By Paige Duggins-Clay, J.D. • Knowledge is Power • February 7, 2023 •
Vouchers and other school privatization initiatives are harmful, anti-democratic policies that funnel communities’ hard-earned tax dollars into unregulated, unaccountable institutions and divert resources away from schools serving the vast majority of children served by our nation’s public schools.
This is by design.
As James Anderson writes in The Education of Blacks in the South, “Both schooling for democratic citizenship and schooling for second-class citizenship have been basic traditions in American education… both were fundamental American conceptions of society and progress, occupied the same time and space, were fostered by the same governments, and usually were embraced by the same leaders.”
Historically, state and school leaders have used vouchers and other so-called “school choice” initiatives to perpetuate second-class citizenship for Black children.
In the wake of Brown v. Board of Education, those opposed to desegregation “capitalized on the distinction between universal public school access and controlled private school access as a means to subvert the court’s directive to dismantle segregation with ‘deliberate speed’” (Mead 2012).
These measures were particularly prevalent in the South, where state and school district leaders turned to the misleading rhetoric of school “choice” to maintain segregation.
For example, school officials in Prince Edward County, Virginia, chose to close all public schools and provide vouchers to private schools, which they knew would be limited and segregated. Referred to as “choice academies,” these plans constituted southern school district’s first efforts to resist the mandate of Brown, and were implemented in Alabama, Georgia, Louisiana, Mississippi and Virginia.
Ultimately, the U.S. Supreme Court invalidated these programs in the landmark lawsuit Griffin v. County School Bd. of Prince Edward County. Similarly, five years later the court struck down a “freedom of choice” plan that “allowed students to select which public school they wished to attend” in a historically segregated community in Virginia. Specifically, the Court in Green v. County School Board of New Kent County held that school officials had an obligation to take “affirmative steps to desegregate public schools” and that relying on “parental choice” was an “insufficient response to the constitutional injury” established in Brown.

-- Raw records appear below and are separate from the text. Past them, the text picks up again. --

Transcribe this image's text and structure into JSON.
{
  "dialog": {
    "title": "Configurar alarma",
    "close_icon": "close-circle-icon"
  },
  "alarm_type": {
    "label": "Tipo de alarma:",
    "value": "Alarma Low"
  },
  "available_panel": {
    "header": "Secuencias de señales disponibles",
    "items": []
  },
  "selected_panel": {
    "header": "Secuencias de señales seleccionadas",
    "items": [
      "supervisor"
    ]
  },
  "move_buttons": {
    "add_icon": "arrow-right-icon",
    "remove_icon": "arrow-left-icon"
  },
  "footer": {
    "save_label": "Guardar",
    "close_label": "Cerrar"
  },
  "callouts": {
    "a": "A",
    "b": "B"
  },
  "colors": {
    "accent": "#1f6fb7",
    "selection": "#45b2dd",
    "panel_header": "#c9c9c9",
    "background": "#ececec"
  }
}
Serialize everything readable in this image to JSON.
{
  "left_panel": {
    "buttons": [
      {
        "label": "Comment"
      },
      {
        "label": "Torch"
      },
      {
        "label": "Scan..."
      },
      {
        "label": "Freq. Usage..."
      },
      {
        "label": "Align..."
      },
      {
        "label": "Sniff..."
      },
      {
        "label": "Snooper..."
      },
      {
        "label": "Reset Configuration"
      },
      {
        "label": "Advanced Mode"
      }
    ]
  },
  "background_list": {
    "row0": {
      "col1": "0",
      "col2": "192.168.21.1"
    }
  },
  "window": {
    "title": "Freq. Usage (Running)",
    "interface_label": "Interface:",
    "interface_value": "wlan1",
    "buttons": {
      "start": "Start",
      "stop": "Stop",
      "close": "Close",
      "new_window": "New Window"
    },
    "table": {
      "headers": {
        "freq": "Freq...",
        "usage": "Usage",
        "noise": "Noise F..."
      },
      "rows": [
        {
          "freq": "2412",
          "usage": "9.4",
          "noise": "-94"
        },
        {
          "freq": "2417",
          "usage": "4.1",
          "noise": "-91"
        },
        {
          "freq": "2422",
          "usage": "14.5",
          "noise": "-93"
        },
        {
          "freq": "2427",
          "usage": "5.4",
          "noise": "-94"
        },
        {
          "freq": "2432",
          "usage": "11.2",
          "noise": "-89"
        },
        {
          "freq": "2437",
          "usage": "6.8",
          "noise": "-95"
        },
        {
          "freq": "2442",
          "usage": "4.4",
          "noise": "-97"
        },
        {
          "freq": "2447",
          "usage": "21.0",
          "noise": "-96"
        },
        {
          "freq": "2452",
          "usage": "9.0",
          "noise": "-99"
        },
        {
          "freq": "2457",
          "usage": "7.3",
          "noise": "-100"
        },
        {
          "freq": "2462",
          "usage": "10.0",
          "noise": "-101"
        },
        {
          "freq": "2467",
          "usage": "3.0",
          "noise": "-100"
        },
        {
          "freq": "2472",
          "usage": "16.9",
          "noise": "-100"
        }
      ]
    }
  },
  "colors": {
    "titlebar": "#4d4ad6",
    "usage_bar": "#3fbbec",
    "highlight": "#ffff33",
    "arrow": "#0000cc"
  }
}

Particularly illustrative, in a 1954 amicus brief submitted to the U.S. Supreme Court in Brown II, then-Texas Attorney General Jon Shepperd invoked the rhetoric of “school choice” in crafting his plea for a “gradual adjustment” to the court’s desegregation order (Shepperd 1954). Brown II was decided in 1955 and was meant to give directives to states and school districts about the implementation and timing of the desegregation orders from the first Brown decision.
Arguing in the amicus brief that “integration can no more be compelled than can segregation,” the former Texas Attorney General laid out several examples of how the State would evade full implementation of integration. The proposed plans included the “complete abolition of the free public school system,” “turning the state schools into private schools,” and repealing “the section of the law which provides for compulsory education,” so that if parents desired, they “could select a school in which the majority of the other pupils are of the same race as the child, or… in which the other pupils are of both races, thereby providing equality of opportunity and freedom of individual choice.”
Contemporary calls for “school choice,” “parental rights,” and the ultimate policy objective of funneling public tax dollars to private schools bear a chilling resemblance to the discriminatory policies of the not-so-distant past.
Many Black and other parents of color today are the children or grandchildren of the Brown generation of schoolchildren on the front lines of our nation’s first efforts to achieve integration. These parents are not fooled by the false promises of voucher proponents who simultaneously push censorship policies that have led to attacks on curriculum, training and programming, which disproportionately impact Black and other historically marginalized communities.
The evidence is clear: Despite the claims of proponents, research shows that voucher and other privatization programs tend to increase racial segregation. As IDRA has previously stated, “This should be very concerning for policymakers because decreased racial segregation has been found to benefit both minority students and white students academically, socially and emotionally” (IDRA 2017; Seigel-Hawley, 2012).
Eradicating the vestiges of our slave-holding and segregationist past should be a priority for all who have the privilege of developing education policy for our state and local communities. Policymakers must not stick their heads in the stand and ignore the indisputable connection between vouchers and opposition to integration and instead should vigorously oppose all efforts to weaken our nation’s public schools.
Anderson, J.D. (1988). The Education of Blacks in the South, 1860-1935. University of North Carolina Press.
Hinojosa, D. (March 21, 2017). Vouchers with No Real Safeguards and No Civil Rights Protections are “Civil Wrongs,” testimony. IDRA.
Brown v. Board of Education, Br. of John Ben Shepperd, Attorney General of Texas, Amicus Curiae, 1954 WL 45721 (U.S.), 17 (1954).
Mead, J.F. (2012). How Legislation and Litigation Shape School Choice. In Exploring the School Choice Universe: Evidence and Recommendations, 39-64, 39. https://scholarworks.wmich.edu/books/270/